EXERCISE -> What you return should be the lines of the data containing "label", each in full.

>>>

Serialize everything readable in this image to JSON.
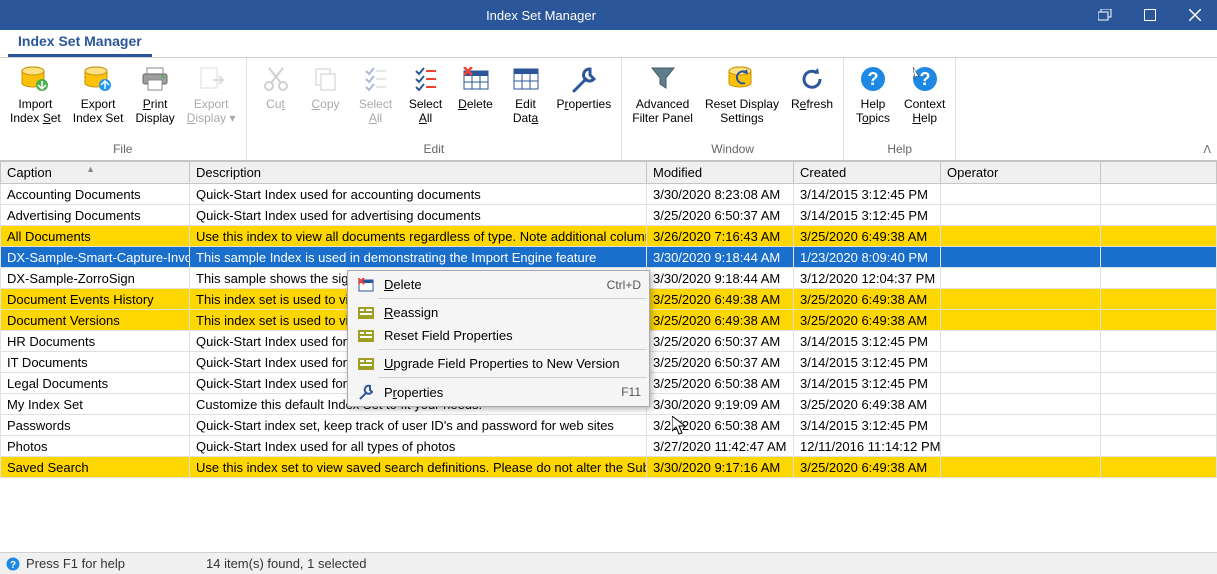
{
  "window": {
    "title": "Index Set Manager"
  },
  "ribbonTab": "Index Set Manager",
  "ribbon": {
    "file": {
      "label": "File",
      "import": "Import\nIndex Set",
      "export": "Export\nIndex Set",
      "print": "Print\nDisplay",
      "exportDisp": "Export\nDisplay ▾"
    },
    "edit": {
      "label": "Edit",
      "cut": "Cut",
      "copy": "Copy",
      "selectAll": "Select\nAll",
      "selectAll2": "Select\nAll",
      "delete": "Delete",
      "editData": "Edit\nData",
      "properties": "Properties"
    },
    "window": {
      "label": "Window",
      "adv": "Advanced\nFilter Panel",
      "reset": "Reset Display\nSettings",
      "refresh": "Refresh"
    },
    "help": {
      "label": "Help",
      "topics": "Help\nTopics",
      "context": "Context\nHelp"
    }
  },
  "columns": {
    "caption": "Caption",
    "description": "Description",
    "modified": "Modified",
    "created": "Created",
    "operator": "Operator"
  },
  "rows": [
    {
      "caption": "Accounting Documents",
      "desc": "Quick-Start Index used for accounting documents",
      "mod": "3/30/2020 8:23:08 AM",
      "created": "3/14/2015 3:12:45 PM",
      "op": "",
      "cls": ""
    },
    {
      "caption": "Advertising Documents",
      "desc": "Quick-Start Index used for advertising documents",
      "mod": "3/25/2020 6:50:37 AM",
      "created": "3/14/2015 3:12:45 PM",
      "op": "",
      "cls": ""
    },
    {
      "caption": "All Documents",
      "desc": "Use this index to view all documents regardless of type. Note additional columns",
      "mod": "3/26/2020 7:16:43 AM",
      "created": "3/25/2020 6:49:38 AM",
      "op": "",
      "cls": "yellow"
    },
    {
      "caption": "DX-Sample-Smart-Capture-Invoice",
      "desc": "This sample Index is used in demonstrating the Import Engine feature",
      "mod": "3/30/2020 9:18:44 AM",
      "created": "1/23/2020 8:09:40 PM",
      "op": "",
      "cls": "selected"
    },
    {
      "caption": "DX-Sample-ZorroSign",
      "desc": "This sample shows the signing integration",
      "mod": "3/30/2020 9:18:44 AM",
      "created": "3/12/2020 12:04:37 PM",
      "op": "",
      "cls": ""
    },
    {
      "caption": "Document Events History",
      "desc": "This index set is used to view document events",
      "mod": "3/25/2020 6:49:38 AM",
      "created": "3/25/2020 6:49:38 AM",
      "op": "",
      "cls": "yellow"
    },
    {
      "caption": "Document Versions",
      "desc": "This index set is used to view document versions",
      "mod": "3/25/2020 6:49:38 AM",
      "created": "3/25/2020 6:49:38 AM",
      "op": "",
      "cls": "yellow"
    },
    {
      "caption": "HR Documents",
      "desc": "Quick-Start Index used for HR documents",
      "mod": "3/25/2020 6:50:37 AM",
      "created": "3/14/2015 3:12:45 PM",
      "op": "",
      "cls": ""
    },
    {
      "caption": "IT Documents",
      "desc": "Quick-Start Index used for IT documents",
      "mod": "3/25/2020 6:50:37 AM",
      "created": "3/14/2015 3:12:45 PM",
      "op": "",
      "cls": ""
    },
    {
      "caption": "Legal Documents",
      "desc": "Quick-Start Index used for legal documents",
      "mod": "3/25/2020 6:50:38 AM",
      "created": "3/14/2015 3:12:45 PM",
      "op": "",
      "cls": ""
    },
    {
      "caption": "My Index Set",
      "desc": "Customize this default Index Set to fit your needs.",
      "mod": "3/30/2020 9:19:09 AM",
      "created": "3/25/2020 6:49:38 AM",
      "op": "",
      "cls": ""
    },
    {
      "caption": "Passwords",
      "desc": "Quick-Start index set, keep track of user ID's and password for web sites",
      "mod": "3/25/2020 6:50:38 AM",
      "created": "3/14/2015 3:12:45 PM",
      "op": "",
      "cls": ""
    },
    {
      "caption": "Photos",
      "desc": "Quick-Start Index used for all types of photos",
      "mod": "3/27/2020 11:42:47 AM",
      "created": "12/11/2016 11:14:12 PM",
      "op": "",
      "cls": ""
    },
    {
      "caption": "Saved Search",
      "desc": "Use this index set to view saved search definitions. Please do not alter the Subject",
      "mod": "3/30/2020 9:17:16 AM",
      "created": "3/25/2020 6:49:38 AM",
      "op": "",
      "cls": "yellow"
    }
  ],
  "contextMenu": {
    "delete": "Delete",
    "deleteKey": "Ctrl+D",
    "reassign": "Reassign",
    "resetField": "Reset Field Properties",
    "upgrade": "Upgrade Field Properties to New Version",
    "properties": "Properties",
    "propKey": "F11"
  },
  "status": {
    "help": "Press F1 for help",
    "count": "14 item(s) found, 1 selected"
  }
}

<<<

SOLUTION TO THE EXERCISE ->
      "label": "File",
      "label": "Edit",
      "label": "Window",
      "label": "Help",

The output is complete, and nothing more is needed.